In the public sector, women have been advancing into leadership roles more easily than elsewhere, due to the existence of more opportunities for women to advance there. However, there is still progress to be made in closing the gap between men and women in leadership positions, especially at the senior leadership levels.

While working with women who are part of public service training programs in Washington, D.C., we surveyed a sample of both women and men in those programs to determine what some of their largest issues are and what can be done to help women in the public sector advance in their careers.

A few key issues that they raised were the lack of female mentors and guides, inadequate family leave and maternity leave policies, limited opportunities to advance, and women’s limited confidence in their ability to advance into higher positions. They also said that they wanted more opportunities to be mentored and training on:

  • Unconscious bias: understanding and growing the awareness of what might be getting in the way of women’s being chosen for upward mobility in the organization
  • Negotiation: for better pay, opportunities and upward growth
  • How to speak up once they have a seat at the table
  • Networking and developing relationships to help build the right community to support them in moving into the next level

Women in the public sector are hungry for more awareness, insights and training on how to develop their skills, enhance their awareness, and truly be able to thrive in public service. They need the support, however, to do so. That’s where training professionals can come in: to provide additional skill development to enhance their already strong standing in the federal government.

All the data show that women are making progress in the public sector.
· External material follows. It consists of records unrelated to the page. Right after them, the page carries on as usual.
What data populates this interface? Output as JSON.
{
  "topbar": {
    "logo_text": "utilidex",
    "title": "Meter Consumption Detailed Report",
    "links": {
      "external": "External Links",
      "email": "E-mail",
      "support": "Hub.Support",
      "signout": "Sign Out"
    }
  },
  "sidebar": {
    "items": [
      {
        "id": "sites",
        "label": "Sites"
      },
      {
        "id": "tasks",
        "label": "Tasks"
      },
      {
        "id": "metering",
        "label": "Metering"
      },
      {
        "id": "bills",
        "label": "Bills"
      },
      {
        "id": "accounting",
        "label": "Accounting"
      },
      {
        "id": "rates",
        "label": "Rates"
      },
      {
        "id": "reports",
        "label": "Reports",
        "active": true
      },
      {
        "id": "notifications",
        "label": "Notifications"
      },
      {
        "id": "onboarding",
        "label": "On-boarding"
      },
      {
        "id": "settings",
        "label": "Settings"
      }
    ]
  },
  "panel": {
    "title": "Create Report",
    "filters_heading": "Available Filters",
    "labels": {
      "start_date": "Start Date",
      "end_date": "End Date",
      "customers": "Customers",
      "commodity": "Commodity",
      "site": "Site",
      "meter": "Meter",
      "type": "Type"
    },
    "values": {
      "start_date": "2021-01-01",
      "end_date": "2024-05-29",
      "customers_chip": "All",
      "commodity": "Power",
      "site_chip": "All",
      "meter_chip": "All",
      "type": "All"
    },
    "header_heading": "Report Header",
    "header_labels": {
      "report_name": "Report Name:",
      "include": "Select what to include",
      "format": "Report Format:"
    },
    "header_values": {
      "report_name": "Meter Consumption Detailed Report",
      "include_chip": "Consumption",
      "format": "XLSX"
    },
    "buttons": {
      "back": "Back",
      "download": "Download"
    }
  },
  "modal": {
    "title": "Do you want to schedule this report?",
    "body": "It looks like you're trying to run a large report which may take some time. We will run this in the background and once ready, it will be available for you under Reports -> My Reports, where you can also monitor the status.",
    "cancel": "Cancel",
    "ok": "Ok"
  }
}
Organizations like the Wilson Center’s Global Leadership Initiative and the Women’s Bureau in the Department of Labor are working to track the data associated with women in the public domain and promoting the welfare of women who are wage earners. Training professionals can also continue to support the growing need of women to grow in the public sector.

March was Women’s Leadership Month at Check out our research report “Women’s Access to Leadership Development: A Tale of Two Experiences” by clicking here, watch our webinar recording, listening to this podcast episode or read the other great articles we published this month on developing women leaders: